Another option might be to disable alpha writing when rendering the object.
What I think is happening is that when ...
Using additive blending order doesn't matter:
// Now turn depth masking on and blending off, so state is unchanged.
This assumes that your sprite texture has a transparent background.
Alpha blending in 3D is tricky, simply due to the fact that you're (usually) still rendering the quad (or polygon) to the depth buffer using the depth buffer, even if your visible texture is just a tiny part of that.
To achieve proper rendering you'll have to render everything in the correct order, essentially from back to front. If you don't use the ...
You want a stencil.
Stencils let you flexibly define regions that love.graphics operations won't affect.
Here's an example. It does this:
Draw some colourful circles.
Set an inverted stencil made of two triangles.
Draw a black rectangle over everything.
See how the black rectangle doesn't actually cover everything? It's cut out where the triangles were. ...
JPG is lossy. Don't use that for sprites -- you will end up with nasty artifacts that will look bad. There's a couple reasons you might want to use colur-keying, but they're a bit lost in todays hardware. Taking a quick look at color key advantages:
They use up less disk space -- there is no alpha channel to store
By consequence, their memory foot ...
This is a pretty advanced topic. Generally people like to use Boolean Set Operations implemented with a BSP tree for this kind of destruction, which revolves around splitting polygons over planes. Take a look at this paper by Naylor to learn how.
This will let you overlay one mesh upon another and perform a subtraction. The results of the subtraction can ...
With the help of Bálint, I successfully got the issue fixed.
Bálint suggested using the discard keyword in GLSL to discard pixels that are not visible (i.e, transparent).
So inside my fragment shader, I'm checking the pixel's alpha value and if it's below a certain threshold, the pixel is discarded and therefore not rendered.
vec4 PixelColor = texture2D(...
Just change your Stencil like below Image:
Stencil Op/Comparison Values
0 - Always
1 - Never
2 - Less
3 - Equal
4 - LEqual
5 - Greater
6 - NotEqual
7 - GEqual
8 - Always // (This is the default for the UI shaders so I suspect this one is technically the 'correct' Always, but any value beyond it will also count as Always)
This looks like a culling issue, like Trevor Powell pointed out. A simple way to test if it really is a problem related to culling is to turn it off like this:
RasterizerState rasterizerState = new RasterizerState();
rasterizerState.CullMode = CullMode.None;
GraphicsDevice.RasterizerState = rasterizerState;
Please note that disabling culling is not the ...
I think the 0.5 falloff is really too strong and unnecessary; with 0.1 instead you will probably discard 95% of the fragments you already discard.

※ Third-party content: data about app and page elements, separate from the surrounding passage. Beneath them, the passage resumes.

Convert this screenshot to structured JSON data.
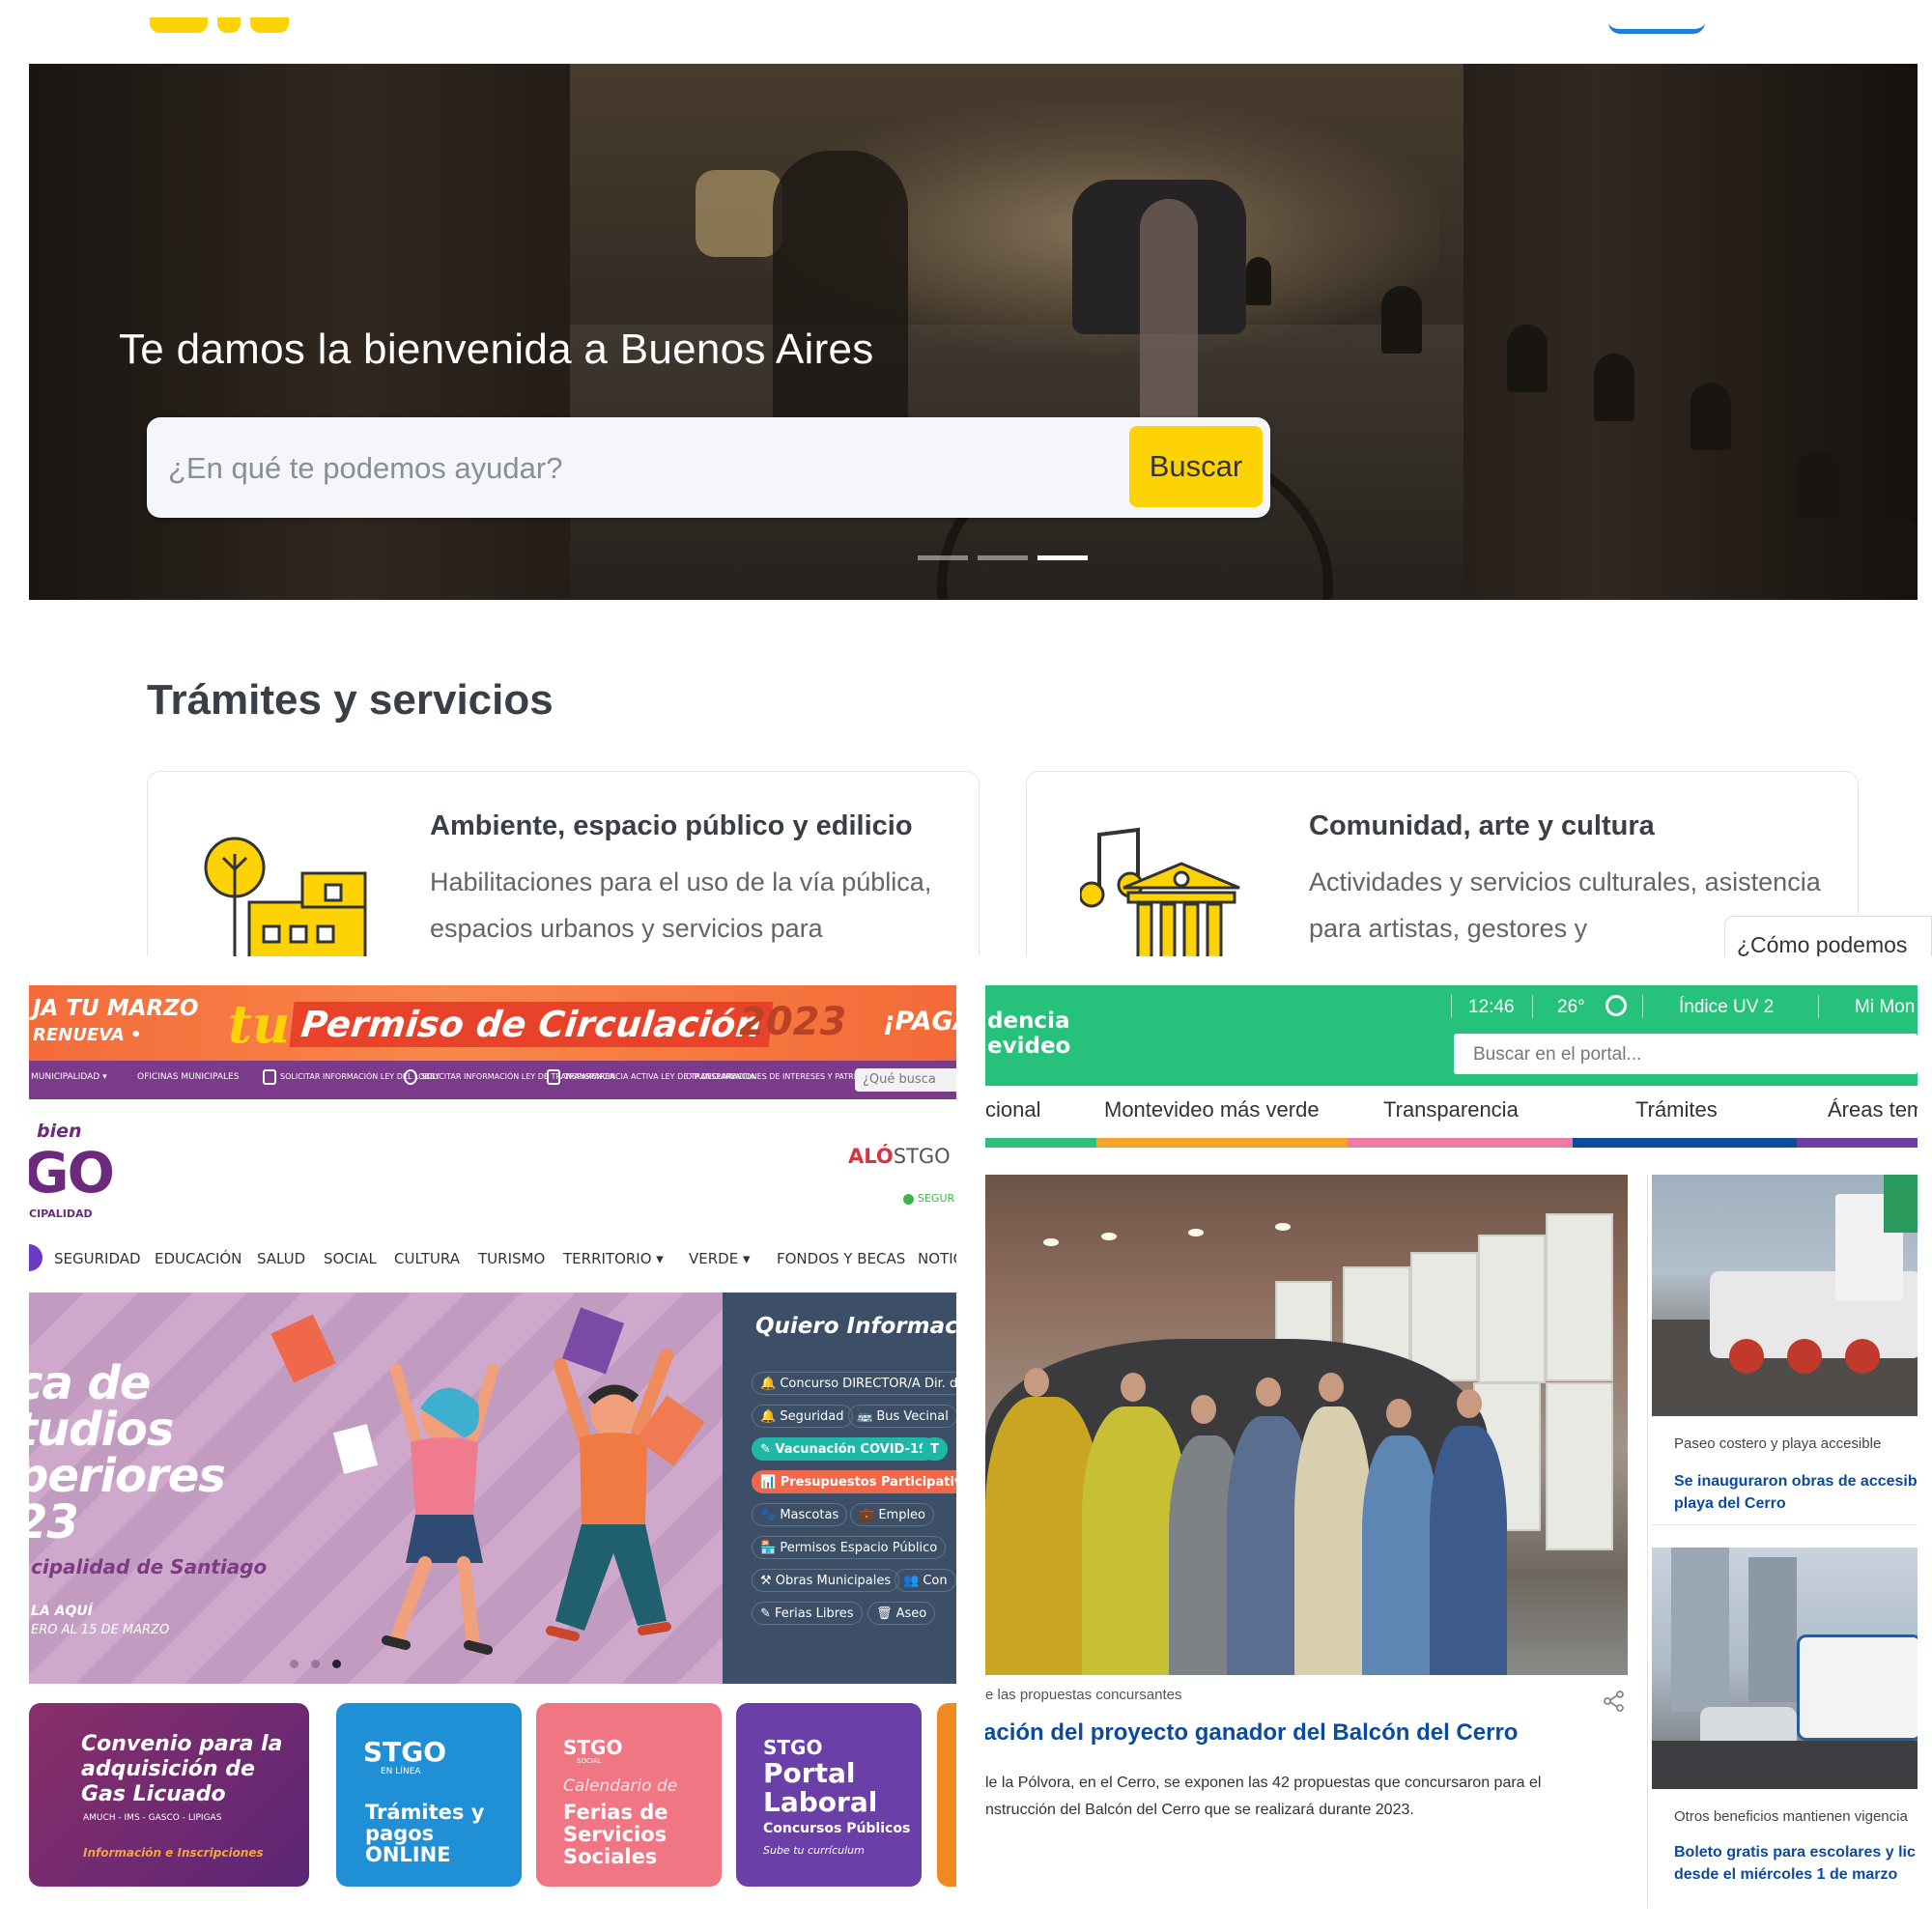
{
  "buenos_aires": {
    "hero_title": "Te damos la bienvenida a Buenos Aires",
    "search_placeholder": "¿En qué te podemos ayudar?",
    "search_button": "Buscar",
    "section_title": "Trámites y servicios",
    "cards": [
      {
        "title": "Ambiente, espacio público y edilicio",
        "description": "Habilitaciones para el uso de la vía pública, espacios urbanos y servicios para",
        "icon": "tree-building-icon"
      },
      {
        "title": "Comunidad, arte y cultura",
        "description": "Actividades y servicios culturales, asistencia para artistas, gestores y",
        "icon": "music-museum-icon"
      }
    ],
    "help_widget": "¿Cómo podemos",
    "carousel": {
      "slides": 3,
      "active": 3
    },
    "colors": {
      "accent": "#fdd306",
      "link": "#1d7fd6"
    }
  },
  "santiago": {
    "banner": {
      "left_line1": "JA TU MARZO",
      "left_line2": "RENUEVA •",
      "tu": "tu",
      "title": "Permiso de Circulación",
      "year": "2023",
      "right": "¡PAGA"
    },
    "topnav": [
      {
        "label": "MUNICIPALIDAD ▾"
      },
      {
        "label": "OFICINAS MUNICIPALES"
      },
      {
        "label": "SOLICITAR INFORMACIÓN LEY DEL LOBBY"
      },
      {
        "label": "SOLICITAR INFORMACIÓN LEY DE TRANSPARENCIA"
      },
      {
        "label": "TRANSPARENCIA ACTIVA LEY DE TRANSPARENCIA"
      },
      {
        "label": "DIP DECLARACIONES DE INTERESES Y PATRIMONIO"
      }
    ],
    "topnav_search": "¿Qué busca",
    "logo": {
      "line1": "bien",
      "line2": "GO",
      "line3": "CIPALIDAD"
    },
    "alo": {
      "bold": "ALÓ",
      "rest": "STGO"
    },
    "segur": "SEGUR",
    "mainnav": [
      "SEGURIDAD",
      "EDUCACIÓN",
      "SALUD",
      "SOCIAL",
      "CULTURA",
      "TURISMO",
      "TERRITORIO ▾",
      "VERDE ▾",
      "FONDOS Y BECAS",
      "NOTIC"
    ],
    "hero": {
      "title_lines": [
        "ca de",
        "tudios",
        "periores",
        "23"
      ],
      "subtitle": "cipalidad de Santiago",
      "apply": "LA AQUÍ",
      "dates": "ERO AL 15 DE MARZO"
    },
    "info": {
      "title": "Quiero Informació",
      "chips": [
        {
          "label": "🔔 Concurso DIRECTOR/A Dir. de",
          "style": "plain"
        },
        {
          "label": "🔔 Seguridad",
          "style": "plain"
        },
        {
          "label": "🚌 Bus Vecinal",
          "style": "plain"
        },
        {
          "label": "✎ Vacunación COVID-19",
          "style": "green"
        },
        {
          "label": "T",
          "style": "green"
        },
        {
          "label": "📊 Presupuestos Participativos",
          "style": "orange"
        },
        {
          "label": "🐾 Mascotas",
          "style": "plain"
        },
        {
          "label": "💼 Empleo",
          "style": "plain"
        },
        {
          "label": "🏪 Permisos Espacio Público",
          "style": "plain"
        },
        {
          "label": "⚒ Obras Municipales",
          "style": "plain"
        },
        {
          "label": "👥 Con",
          "style": "plain"
        },
        {
          "label": "✎ Ferias Libres",
          "style": "plain"
        },
        {
          "label": "🗑 Aseo",
          "style": "plain"
        }
      ]
    },
    "tiles": [
      {
        "l1": "Convenio para la",
        "l2": "adquisición de",
        "l3": "Gas Licuado",
        "small": "AMUCH - IMS - GASCO - LIPIGAS",
        "cta": "Información e Inscripciones"
      },
      {
        "brand": "STGO",
        "sub": "EN LÍNEA",
        "l1": "Trámites y",
        "l2": "pagos",
        "l3": "ONLINE"
      },
      {
        "brand": "STGO",
        "sub": "SOCIAL",
        "l0": "Calendario de",
        "l1": "Ferias de",
        "l2": "Servicios",
        "l3": "Sociales"
      },
      {
        "brand": "STGO",
        "l1": "Portal",
        "l2": "Laboral",
        "l3": "Concursos Públicos",
        "small": "Sube tu currículum"
      }
    ]
  },
  "montevideo": {
    "brand_line1": "dencia",
    "brand_line2": "evideo",
    "time": "12:46",
    "temp": "26°",
    "uv": "Índice UV 2",
    "mi": "Mi Mon",
    "search_placeholder": "Buscar en el portal...",
    "nav": [
      "cional",
      "Montevideo más verde",
      "Transparencia",
      "Trámites",
      "Áreas tem"
    ],
    "nav_colors": [
      "#2fc17c",
      "#f3a42a",
      "#ee7ba6",
      "#0a4d9b",
      "#6b3fa0"
    ],
    "main": {
      "caption": "e las propuestas concursantes",
      "headline": "ación del proyecto ganador del Balcón del Cerro",
      "body_line1": "le la Pólvora, en el Cerro, se exponen las 42 propuestas que concursaron para el",
      "body_line2": "nstrucción del Balcón del Cerro que se realizará durante 2023."
    },
    "side": [
      {
        "caption": "Paseo costero y playa accesible",
        "headline_l1": "Se inauguraron obras de accesib",
        "headline_l2": "playa del Cerro"
      },
      {
        "caption": "Otros beneficios mantienen vigencia",
        "headline_l1": "Boleto gratis para escolares y lic",
        "headline_l2": "desde el miércoles 1 de marzo"
      }
    ]
  }
}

You could even smooth the alpha to avoid remaining artifacts:
if (SampledColor.a < 0.1)
SampledColor.rgb *= smoothstep(0.1, 1.0, SampledColor.a);
There are ways to load images without premultiplication in Android as suggested in this thread. It's also possible to do that without any additional memory penalty at least by doing it completely on the native side, but I don't go to the details here.
If you can use premultiplied alpha and it doesn't e.g. make your content pipeline harder, you should. It ...